Goal of the exercise. From the listing below, extract each line containing the string "time".

BEGIN Dataset entries

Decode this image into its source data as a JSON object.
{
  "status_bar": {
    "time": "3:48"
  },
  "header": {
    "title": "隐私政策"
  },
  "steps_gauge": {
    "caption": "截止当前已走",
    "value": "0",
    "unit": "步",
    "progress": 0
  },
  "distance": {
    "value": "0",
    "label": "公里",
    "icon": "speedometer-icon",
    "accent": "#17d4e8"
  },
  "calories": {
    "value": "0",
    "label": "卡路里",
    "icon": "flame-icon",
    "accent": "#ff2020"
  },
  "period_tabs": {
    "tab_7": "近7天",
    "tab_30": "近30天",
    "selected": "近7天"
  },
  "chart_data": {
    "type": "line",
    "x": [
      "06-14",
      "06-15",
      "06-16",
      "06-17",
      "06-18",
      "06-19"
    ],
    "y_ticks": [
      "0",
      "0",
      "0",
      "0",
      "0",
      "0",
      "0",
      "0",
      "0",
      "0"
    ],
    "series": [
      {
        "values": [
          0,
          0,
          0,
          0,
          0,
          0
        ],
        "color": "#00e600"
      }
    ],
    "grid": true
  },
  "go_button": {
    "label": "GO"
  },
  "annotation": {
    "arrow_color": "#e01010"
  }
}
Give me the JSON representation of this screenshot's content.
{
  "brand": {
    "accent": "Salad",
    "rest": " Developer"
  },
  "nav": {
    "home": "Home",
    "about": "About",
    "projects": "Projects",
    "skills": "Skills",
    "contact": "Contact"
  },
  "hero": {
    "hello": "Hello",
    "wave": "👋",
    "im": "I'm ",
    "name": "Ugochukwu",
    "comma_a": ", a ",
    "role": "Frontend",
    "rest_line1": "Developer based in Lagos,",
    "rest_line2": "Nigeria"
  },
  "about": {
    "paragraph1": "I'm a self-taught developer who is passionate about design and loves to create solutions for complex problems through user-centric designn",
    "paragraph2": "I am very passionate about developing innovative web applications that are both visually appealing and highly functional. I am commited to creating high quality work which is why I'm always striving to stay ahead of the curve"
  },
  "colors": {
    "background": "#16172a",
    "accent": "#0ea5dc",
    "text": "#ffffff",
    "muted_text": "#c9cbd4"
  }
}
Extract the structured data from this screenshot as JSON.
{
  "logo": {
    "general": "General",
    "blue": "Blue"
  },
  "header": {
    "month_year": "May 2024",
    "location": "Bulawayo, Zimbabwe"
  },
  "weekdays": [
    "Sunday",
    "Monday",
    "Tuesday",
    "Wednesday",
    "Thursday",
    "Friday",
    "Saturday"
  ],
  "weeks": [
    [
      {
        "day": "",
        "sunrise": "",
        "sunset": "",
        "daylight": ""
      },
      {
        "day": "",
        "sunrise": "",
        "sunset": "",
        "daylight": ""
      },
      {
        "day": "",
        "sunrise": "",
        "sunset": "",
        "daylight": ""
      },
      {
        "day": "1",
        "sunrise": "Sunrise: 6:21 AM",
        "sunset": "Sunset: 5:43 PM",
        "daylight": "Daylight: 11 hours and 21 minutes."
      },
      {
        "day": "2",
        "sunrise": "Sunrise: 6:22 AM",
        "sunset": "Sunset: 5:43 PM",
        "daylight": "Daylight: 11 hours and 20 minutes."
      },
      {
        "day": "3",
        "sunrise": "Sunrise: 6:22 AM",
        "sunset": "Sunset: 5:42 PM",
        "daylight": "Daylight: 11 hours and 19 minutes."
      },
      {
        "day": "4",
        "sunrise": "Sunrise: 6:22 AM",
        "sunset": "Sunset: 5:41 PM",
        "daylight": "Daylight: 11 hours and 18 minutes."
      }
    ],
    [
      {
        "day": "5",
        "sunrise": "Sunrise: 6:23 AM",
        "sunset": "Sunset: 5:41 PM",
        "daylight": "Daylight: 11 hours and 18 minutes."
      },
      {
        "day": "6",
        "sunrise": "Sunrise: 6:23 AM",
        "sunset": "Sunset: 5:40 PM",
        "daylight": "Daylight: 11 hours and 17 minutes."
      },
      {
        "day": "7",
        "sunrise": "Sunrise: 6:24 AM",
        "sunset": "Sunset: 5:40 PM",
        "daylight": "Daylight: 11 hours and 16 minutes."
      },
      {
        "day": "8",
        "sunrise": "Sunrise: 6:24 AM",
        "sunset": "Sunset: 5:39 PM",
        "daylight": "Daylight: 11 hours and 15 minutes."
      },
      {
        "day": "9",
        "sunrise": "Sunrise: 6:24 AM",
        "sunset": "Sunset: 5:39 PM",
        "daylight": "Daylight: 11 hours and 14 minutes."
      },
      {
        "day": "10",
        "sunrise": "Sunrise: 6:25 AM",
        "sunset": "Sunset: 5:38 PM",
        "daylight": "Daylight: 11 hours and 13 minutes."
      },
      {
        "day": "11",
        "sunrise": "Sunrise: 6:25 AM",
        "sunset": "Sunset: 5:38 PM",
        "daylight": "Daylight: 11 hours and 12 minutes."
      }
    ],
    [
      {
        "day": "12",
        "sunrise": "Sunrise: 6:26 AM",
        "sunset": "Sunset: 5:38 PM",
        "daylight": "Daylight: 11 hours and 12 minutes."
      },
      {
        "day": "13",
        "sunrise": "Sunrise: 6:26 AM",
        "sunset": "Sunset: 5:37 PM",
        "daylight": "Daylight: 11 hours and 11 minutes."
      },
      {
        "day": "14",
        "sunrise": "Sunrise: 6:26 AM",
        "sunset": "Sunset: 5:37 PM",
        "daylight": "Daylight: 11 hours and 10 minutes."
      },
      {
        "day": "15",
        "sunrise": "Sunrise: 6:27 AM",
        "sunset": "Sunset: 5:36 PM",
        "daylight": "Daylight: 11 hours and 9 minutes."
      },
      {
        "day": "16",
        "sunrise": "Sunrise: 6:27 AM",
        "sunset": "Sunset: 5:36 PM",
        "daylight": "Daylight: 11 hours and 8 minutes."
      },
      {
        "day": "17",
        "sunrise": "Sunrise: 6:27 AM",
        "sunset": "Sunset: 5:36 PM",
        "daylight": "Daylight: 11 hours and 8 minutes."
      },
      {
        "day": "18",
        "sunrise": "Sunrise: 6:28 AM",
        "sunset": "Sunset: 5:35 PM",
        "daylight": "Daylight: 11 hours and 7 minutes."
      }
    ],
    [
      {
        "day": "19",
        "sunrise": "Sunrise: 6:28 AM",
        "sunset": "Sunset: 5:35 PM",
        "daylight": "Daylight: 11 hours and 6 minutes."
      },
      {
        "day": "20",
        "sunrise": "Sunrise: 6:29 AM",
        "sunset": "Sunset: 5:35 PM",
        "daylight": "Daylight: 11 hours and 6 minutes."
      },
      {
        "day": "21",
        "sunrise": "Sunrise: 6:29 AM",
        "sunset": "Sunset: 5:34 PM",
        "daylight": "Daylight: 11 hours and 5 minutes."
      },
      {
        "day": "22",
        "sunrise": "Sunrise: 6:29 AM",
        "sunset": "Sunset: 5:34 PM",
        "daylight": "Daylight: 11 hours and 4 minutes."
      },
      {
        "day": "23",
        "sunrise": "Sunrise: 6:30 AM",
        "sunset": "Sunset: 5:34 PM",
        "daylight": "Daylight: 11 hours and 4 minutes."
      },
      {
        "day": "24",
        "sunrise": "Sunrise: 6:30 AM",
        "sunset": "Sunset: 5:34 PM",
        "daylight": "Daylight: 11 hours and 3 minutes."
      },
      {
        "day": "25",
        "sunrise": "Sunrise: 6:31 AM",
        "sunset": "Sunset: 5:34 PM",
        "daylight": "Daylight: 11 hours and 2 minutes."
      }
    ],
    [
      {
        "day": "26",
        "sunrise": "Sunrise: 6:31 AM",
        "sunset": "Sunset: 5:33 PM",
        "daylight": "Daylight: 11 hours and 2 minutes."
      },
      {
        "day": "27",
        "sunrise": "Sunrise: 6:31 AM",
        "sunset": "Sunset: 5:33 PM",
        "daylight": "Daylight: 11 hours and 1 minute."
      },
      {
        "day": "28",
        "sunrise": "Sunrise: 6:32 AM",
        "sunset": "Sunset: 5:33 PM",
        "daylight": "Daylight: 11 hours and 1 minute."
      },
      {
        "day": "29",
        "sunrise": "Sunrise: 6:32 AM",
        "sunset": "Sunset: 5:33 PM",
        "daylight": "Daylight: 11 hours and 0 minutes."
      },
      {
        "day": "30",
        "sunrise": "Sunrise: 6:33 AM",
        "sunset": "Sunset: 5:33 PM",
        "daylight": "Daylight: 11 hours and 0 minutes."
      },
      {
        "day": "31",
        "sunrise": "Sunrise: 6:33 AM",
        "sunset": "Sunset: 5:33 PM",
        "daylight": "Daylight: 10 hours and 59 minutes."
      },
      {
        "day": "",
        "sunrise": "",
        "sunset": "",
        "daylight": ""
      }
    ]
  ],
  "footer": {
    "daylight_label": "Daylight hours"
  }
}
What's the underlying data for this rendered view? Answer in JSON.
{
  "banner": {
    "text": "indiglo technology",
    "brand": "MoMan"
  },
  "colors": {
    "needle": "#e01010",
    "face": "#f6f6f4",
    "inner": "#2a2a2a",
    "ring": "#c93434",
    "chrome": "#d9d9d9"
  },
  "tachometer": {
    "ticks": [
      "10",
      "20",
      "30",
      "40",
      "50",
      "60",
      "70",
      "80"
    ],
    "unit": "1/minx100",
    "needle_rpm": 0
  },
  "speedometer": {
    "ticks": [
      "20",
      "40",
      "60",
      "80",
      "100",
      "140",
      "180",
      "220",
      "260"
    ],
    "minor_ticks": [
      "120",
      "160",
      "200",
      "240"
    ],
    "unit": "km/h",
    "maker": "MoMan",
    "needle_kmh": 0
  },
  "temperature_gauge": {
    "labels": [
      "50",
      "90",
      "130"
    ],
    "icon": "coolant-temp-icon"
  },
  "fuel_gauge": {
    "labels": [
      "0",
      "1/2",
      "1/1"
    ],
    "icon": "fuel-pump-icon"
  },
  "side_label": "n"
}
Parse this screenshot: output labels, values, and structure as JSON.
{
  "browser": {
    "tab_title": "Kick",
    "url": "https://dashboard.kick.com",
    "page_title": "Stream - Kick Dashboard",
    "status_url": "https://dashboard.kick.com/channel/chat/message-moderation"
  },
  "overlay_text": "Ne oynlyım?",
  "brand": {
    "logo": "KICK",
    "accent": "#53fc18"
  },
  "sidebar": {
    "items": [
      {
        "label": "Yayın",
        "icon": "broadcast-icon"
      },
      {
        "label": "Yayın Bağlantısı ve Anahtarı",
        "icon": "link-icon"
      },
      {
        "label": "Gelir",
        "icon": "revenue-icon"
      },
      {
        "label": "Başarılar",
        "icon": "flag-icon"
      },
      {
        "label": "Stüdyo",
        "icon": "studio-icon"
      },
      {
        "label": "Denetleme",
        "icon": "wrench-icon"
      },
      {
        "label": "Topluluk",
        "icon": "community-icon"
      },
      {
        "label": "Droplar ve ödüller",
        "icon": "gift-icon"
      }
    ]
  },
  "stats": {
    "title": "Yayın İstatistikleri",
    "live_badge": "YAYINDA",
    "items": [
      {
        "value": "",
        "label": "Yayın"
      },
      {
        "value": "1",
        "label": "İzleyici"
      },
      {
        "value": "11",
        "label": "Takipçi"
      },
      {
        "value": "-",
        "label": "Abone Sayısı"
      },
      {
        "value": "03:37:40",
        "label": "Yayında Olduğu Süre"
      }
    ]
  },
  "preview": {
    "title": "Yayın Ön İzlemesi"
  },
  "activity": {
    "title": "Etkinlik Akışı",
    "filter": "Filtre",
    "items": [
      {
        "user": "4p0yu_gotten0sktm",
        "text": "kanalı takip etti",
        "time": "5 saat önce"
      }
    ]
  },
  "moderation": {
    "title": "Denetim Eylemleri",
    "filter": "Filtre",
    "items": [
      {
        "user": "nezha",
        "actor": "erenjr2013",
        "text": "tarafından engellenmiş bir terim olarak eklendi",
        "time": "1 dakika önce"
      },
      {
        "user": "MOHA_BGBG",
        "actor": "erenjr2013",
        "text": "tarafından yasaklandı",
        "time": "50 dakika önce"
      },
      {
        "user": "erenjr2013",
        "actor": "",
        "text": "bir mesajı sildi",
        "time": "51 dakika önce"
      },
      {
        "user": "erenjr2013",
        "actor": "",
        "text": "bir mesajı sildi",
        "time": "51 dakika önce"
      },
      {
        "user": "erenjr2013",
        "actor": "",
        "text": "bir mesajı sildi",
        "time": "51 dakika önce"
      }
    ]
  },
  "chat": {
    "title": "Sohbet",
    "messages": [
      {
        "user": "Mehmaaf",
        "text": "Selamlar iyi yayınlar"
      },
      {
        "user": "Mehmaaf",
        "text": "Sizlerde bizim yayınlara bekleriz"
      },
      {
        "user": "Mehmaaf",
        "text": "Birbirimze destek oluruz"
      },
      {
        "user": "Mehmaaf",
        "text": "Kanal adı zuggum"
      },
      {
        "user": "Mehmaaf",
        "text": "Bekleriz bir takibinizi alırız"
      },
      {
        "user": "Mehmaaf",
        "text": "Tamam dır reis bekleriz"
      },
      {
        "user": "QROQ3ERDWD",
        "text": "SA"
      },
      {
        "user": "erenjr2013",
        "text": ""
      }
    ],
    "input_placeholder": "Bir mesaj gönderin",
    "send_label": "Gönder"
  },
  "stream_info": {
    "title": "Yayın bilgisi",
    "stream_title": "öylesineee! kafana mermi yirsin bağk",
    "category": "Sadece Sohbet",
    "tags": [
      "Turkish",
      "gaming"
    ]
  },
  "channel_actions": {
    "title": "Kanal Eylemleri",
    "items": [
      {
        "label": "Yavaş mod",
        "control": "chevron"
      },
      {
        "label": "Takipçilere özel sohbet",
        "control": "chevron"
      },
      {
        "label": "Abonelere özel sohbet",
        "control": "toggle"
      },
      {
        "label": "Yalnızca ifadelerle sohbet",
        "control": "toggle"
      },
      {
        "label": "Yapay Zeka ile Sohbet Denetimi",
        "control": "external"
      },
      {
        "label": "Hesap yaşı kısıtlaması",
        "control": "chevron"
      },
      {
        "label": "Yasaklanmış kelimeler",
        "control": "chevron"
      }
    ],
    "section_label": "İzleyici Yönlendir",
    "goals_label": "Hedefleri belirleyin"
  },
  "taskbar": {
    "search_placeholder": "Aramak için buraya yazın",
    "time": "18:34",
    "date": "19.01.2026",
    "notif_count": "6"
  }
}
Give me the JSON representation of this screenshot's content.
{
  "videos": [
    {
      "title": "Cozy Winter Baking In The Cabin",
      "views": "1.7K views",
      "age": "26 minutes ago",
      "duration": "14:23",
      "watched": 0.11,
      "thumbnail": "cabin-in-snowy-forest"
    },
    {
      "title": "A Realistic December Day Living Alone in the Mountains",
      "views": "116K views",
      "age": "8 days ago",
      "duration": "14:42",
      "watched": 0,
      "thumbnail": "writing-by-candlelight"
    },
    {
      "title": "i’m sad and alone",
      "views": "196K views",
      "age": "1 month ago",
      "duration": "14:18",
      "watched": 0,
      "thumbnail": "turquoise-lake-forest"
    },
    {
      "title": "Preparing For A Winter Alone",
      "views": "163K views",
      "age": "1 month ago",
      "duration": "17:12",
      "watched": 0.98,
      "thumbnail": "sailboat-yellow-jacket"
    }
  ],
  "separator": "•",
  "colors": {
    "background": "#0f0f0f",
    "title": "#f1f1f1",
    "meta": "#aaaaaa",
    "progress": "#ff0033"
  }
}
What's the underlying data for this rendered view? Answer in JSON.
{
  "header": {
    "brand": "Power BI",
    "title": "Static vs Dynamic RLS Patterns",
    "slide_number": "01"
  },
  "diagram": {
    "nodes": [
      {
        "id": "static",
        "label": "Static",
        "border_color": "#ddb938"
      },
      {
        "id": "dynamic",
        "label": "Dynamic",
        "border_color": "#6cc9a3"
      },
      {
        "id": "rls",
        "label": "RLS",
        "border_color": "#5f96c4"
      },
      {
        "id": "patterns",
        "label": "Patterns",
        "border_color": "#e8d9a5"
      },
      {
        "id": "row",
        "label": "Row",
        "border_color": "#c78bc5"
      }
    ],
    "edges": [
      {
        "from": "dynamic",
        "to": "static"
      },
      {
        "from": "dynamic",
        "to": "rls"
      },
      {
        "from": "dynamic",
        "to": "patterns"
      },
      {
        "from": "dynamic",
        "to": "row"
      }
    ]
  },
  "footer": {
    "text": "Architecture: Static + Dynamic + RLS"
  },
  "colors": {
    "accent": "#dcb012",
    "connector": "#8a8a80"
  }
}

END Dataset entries

Response area.
    "time": "3:48"
        "time": "5 saat önce"
        "time": "1 dakika önce"
        "time": "50 dakika önce"
        "time": "51 dakika önce"
        "time": "51 dakika önce"
        "time": "51 dakika önce"
    "time": "18:34",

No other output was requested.